EXERCISE REQUIREMENTS: The data below should be duplicated in full, unchanged.
======== DATA FOR ANALYSIS ========
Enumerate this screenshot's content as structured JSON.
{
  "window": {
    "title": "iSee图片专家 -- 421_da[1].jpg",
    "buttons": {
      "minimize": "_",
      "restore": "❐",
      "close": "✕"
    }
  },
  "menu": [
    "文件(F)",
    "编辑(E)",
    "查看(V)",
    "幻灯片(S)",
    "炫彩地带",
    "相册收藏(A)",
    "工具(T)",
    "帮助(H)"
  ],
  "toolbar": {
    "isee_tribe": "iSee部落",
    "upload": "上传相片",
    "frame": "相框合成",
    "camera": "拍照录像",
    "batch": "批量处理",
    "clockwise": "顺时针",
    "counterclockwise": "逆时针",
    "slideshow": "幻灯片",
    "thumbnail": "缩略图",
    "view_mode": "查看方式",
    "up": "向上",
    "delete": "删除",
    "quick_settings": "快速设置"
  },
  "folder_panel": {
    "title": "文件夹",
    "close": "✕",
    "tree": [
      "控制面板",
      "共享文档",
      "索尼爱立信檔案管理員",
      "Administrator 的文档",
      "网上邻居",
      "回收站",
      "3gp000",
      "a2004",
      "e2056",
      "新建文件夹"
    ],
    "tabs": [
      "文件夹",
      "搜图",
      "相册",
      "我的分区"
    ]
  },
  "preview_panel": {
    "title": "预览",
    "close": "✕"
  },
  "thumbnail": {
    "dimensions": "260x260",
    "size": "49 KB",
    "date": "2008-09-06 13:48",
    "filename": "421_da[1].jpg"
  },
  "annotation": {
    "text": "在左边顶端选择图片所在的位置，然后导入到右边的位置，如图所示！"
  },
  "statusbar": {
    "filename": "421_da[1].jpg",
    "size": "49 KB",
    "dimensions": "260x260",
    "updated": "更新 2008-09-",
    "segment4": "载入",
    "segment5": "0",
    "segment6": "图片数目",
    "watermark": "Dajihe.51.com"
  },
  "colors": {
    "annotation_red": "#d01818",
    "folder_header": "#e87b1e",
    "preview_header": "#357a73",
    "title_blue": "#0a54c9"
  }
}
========
ANSWER TO THIS EXERCISE:
Enumerate this screenshot's content as structured JSON.
{
  "window": {
    "title": "iSee图片专家 -- 421_da[1].jpg",
    "buttons": {
      "minimize": "_",
      "restore": "❐",
      "close": "✕"
    }
  },
  "menu": [
    "文件(F)",
    "编辑(E)",
    "查看(V)",
    "幻灯片(S)",
    "炫彩地带",
    "相册收藏(A)",
    "工具(T)",
    "帮助(H)"
  ],
  "toolbar": {
    "isee_tribe": "iSee部落",
    "upload": "上传相片",
    "frame": "相框合成",
    "camera": "拍照录像",
    "batch": "批量处理",
    "clockwise": "顺时针",
    "counterclockwise": "逆时针",
    "slideshow": "幻灯片",
    "thumbnail": "缩略图",
    "view_mode": "查看方式",
    "up": "向上",
    "delete": "删除",
    "quick_settings": "快速设置"
  },
  "folder_panel": {
    "title": "文件夹",
    "close": "✕",
    "tree": [
      "控制面板",
      "共享文档",
      "索尼爱立信檔案管理員",
      "Administrator 的文档",
      "网上邻居",
      "回收站",
      "3gp000",
      "a2004",
      "e2056",
      "新建文件夹"
    ],
    "tabs": [
      "文件夹",
      "搜图",
      "相册",
      "我的分区"
    ]
  },
  "preview_panel": {
    "title": "预览",
    "close": "✕"
  },
  "thumbnail": {
    "dimensions": "260x260",
    "size": "49 KB",
    "date": "2008-09-06 13:48",
    "filename": "421_da[1].jpg"
  },
  "annotation": {
    "text": "在左边顶端选择图片所在的位置，然后导入到右边的位置，如图所示！"
  },
  "statusbar": {
    "filename": "421_da[1].jpg",
    "size": "49 KB",
    "dimensions": "260x260",
    "updated": "更新 2008-09-",
    "segment4": "载入",
    "segment5": "0",
    "segment6": "图片数目",
    "watermark": "Dajihe.51.com"
  },
  "colors": {
    "annotation_red": "#d01818",
    "folder_header": "#e87b1e",
    "preview_header": "#357a73",
    "title_blue": "#0a54c9"
  }
}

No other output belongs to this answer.